But what about? “I’d love to write about him,” I told my friend, “but I want to stay away from the ‘blind guy becomes politician’ narrative, and I don’t know him well enough to pick out a different storyline.” I got into this field to write about the high-stakes, messy minefield that is national politics, and couldn’t bear to think that anything I might write would join the slow march of glowing triumph-over-adversity headlines parading across the screen whenever I searched for Cyrus Habib’s name.

Still, I’m guilty: I read those articles. At least six of them. While none stood out as egregious, something about the articles’ tone gnawed at me. There was an eerie quality to them, all containing the same anecdotes relayed in unnervingly similar diction. It seemed obvious that Cyrus had developed a cheery politician’s vocabulary around his disability. Rather than portray annoyance, the most un-politician-like of dispositions, he seemed eager to sell his story in patient, canned detail to journalists who questioned him about it.

Underneath it all, I thought I detected bullshit. How could a Yale Law-educated legislator enjoy molding his own public identity so explicitly around blindness? Did he not want, even if privately, to focus attention on the record-shattering money he was raising or the polls he was topping? Did he not feel somehow minimized? With a mix of curiosity and distaste, I performed one more search: for his phone number.

Continue reading Stump Speech: A Blind Journalist Talks with a Blind Politician

On Being Who I Am: My Life as a Tall Blind Woman

This is the first installment of LightHouse Interpoint — the new weekly literary supplement from LightHouse for the Blind. It also marks the start of ‘A Month of Blind Women,’ a four-part essay series that will also appear on The Toast.

Image of a Paris Taxi Cab

By Georgina Kleege

When I was about nineteen, I got into a cab in Paris and the driver commented on my height.
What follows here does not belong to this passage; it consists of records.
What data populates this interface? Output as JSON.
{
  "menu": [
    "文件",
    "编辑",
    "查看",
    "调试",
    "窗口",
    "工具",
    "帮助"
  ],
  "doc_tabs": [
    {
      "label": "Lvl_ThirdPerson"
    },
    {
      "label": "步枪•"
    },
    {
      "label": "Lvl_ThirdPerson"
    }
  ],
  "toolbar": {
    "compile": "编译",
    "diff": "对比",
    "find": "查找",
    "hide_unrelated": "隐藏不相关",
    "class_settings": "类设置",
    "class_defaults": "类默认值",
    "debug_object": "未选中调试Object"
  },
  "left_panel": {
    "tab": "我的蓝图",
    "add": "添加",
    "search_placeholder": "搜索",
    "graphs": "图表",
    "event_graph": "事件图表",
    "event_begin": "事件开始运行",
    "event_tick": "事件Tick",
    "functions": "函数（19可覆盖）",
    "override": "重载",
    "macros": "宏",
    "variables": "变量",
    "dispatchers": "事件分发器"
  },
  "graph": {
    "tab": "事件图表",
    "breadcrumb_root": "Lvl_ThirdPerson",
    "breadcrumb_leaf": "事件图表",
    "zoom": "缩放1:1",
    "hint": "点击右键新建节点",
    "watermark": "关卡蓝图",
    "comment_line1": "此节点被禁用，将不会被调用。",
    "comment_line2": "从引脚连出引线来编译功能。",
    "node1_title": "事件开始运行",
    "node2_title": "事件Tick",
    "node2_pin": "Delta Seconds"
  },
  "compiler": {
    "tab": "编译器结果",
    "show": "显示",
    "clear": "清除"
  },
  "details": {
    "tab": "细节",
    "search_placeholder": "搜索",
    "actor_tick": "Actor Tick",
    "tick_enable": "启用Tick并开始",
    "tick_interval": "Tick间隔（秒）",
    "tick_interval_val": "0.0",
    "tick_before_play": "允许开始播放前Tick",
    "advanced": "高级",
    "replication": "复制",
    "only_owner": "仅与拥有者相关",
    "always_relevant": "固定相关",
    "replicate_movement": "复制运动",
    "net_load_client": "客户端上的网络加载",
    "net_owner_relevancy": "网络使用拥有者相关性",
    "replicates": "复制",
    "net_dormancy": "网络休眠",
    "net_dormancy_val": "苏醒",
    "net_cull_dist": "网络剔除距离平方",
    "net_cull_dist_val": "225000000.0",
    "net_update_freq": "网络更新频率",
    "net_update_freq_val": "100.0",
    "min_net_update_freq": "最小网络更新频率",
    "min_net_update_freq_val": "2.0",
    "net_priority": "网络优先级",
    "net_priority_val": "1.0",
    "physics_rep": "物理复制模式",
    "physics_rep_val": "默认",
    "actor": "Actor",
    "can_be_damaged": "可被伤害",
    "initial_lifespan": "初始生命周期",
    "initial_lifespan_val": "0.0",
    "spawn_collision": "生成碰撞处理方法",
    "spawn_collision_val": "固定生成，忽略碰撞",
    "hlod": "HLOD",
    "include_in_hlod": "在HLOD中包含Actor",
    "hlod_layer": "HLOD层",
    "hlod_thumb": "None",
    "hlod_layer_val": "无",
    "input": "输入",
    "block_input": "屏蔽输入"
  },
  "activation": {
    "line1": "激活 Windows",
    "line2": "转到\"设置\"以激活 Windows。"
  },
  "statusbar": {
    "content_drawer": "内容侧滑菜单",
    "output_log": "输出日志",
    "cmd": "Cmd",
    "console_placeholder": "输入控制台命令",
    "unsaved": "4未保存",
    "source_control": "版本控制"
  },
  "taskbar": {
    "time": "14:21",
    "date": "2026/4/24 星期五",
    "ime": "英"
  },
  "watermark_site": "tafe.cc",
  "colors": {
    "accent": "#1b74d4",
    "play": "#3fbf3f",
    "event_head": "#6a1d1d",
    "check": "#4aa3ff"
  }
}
This was not unusual; I am tall, have always been tall, and was accustomed to people commenting on it. But then the taxi driver told me that in Sweden they have an operation to fix that.

“To fix what?” My French is good, but the reference to Sweden caught me off guard.

“Your height,” he said. What they did, he explained, was to cut out a section of the thigh bone, just a few centimeters. Then they’d pin the bones together and sew up the leg, and I’d be good as new, only shorter.

I should have let it go at that; should have said, “Sounds great. I’ll pack my bags and leave tomorrow.” But I was too stunned to let it go. “If they cut out part of my thigh, my calf will be disproportionately long,” I said.

“So they can take a piece out of the calf bone, too,” he said. “Then they could take a little bit out of each arm bone, and remove a couple of vertebra as well.”

I was fascinated and horrified. In my mind’s ear I could hear the sharp, metallic clink as small sections of my bones dropped one by one into a stainless steel receptacle, to the accompaniment of the melodic but muted commentary of my Swedish surgeons.

And why Sweden? I wondered. At the time, Sweden was universally associated with sex change operations, so perhaps it was natural for the taxi driver to assume that the Swedes would be able to handle this comparatively simple dissection and reassembly job. But the Swedes are, on average, tall people, certainly taller than the French, so is it likely that the Swedes would come up with an operation for a physical condition they would not define as abnormal?

I snapped out of it. “They can’t do that,” I said. “They can’t remove parts of your spine for cosmetic reasons. And anyway, even if they could, that would make my ribs too close together, and my inner organs would get all squashed. And when they sewed me back up there would be too much skin. I’d be all lumpy.”

“It would smooth out,” he assured me. “Anyway, the point is not to be in proportion. The point is to stop being so tall.”

Continue reading On Being Who I Am: My Life as a Tall Blind Woman